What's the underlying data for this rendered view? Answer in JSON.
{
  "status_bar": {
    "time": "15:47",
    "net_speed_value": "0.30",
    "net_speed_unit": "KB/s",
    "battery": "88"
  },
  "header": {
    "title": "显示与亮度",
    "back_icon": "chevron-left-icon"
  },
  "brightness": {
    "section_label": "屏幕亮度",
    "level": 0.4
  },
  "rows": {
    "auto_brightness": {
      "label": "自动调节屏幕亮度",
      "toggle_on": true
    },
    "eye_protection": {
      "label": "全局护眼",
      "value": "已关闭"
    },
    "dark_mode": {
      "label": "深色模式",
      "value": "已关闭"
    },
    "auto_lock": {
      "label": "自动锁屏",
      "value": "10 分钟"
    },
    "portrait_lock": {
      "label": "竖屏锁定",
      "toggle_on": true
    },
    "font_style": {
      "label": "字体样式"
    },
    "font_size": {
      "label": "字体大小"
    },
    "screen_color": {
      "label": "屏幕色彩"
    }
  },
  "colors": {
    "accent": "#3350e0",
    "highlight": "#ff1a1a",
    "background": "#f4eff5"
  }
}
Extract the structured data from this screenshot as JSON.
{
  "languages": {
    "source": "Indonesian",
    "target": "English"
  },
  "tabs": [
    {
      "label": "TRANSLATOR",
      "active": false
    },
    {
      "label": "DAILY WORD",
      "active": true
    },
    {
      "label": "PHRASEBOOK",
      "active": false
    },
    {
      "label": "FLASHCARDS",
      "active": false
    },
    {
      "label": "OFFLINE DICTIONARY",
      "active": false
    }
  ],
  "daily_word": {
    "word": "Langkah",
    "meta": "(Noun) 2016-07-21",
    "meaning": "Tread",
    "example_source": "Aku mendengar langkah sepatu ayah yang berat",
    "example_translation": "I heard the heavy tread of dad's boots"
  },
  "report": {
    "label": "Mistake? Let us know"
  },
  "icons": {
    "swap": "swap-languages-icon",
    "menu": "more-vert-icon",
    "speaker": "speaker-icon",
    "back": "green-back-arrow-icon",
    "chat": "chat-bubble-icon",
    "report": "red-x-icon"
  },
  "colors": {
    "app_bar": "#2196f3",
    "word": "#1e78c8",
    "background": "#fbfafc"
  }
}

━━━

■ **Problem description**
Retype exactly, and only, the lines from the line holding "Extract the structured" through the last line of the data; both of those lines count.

■ **Result**
Extract the structured data from this screenshot as JSON.
{
  "languages": {
    "source": "Indonesian",
    "target": "English"
  },
  "tabs": [
    {
      "label": "TRANSLATOR",
      "active": false
    },
    {
      "label": "DAILY WORD",
      "active": true
    },
    {
      "label": "PHRASEBOOK",
      "active": false
    },
    {
      "label": "FLASHCARDS",
      "active": false
    },
    {
      "label": "OFFLINE DICTIONARY",
      "active": false
    }
  ],
  "daily_word": {
    "word": "Langkah",
    "meta": "(Noun) 2016-07-21",
    "meaning": "Tread",
    "example_source": "Aku mendengar langkah sepatu ayah yang berat",
    "example_translation": "I heard the heavy tread of dad's boots"
  },
  "report": {
    "label": "Mistake? Let us know"
  },
  "icons": {
    "swap": "swap-languages-icon",
    "menu": "more-vert-icon",
    "speaker": "speaker-icon",
    "back": "green-back-arrow-icon",
    "chat": "chat-bubble-icon",
    "report": "red-x-icon"
  },
  "colors": {
    "app_bar": "#2196f3",
    "word": "#1e78c8",
    "background": "#fbfafc"
  }
}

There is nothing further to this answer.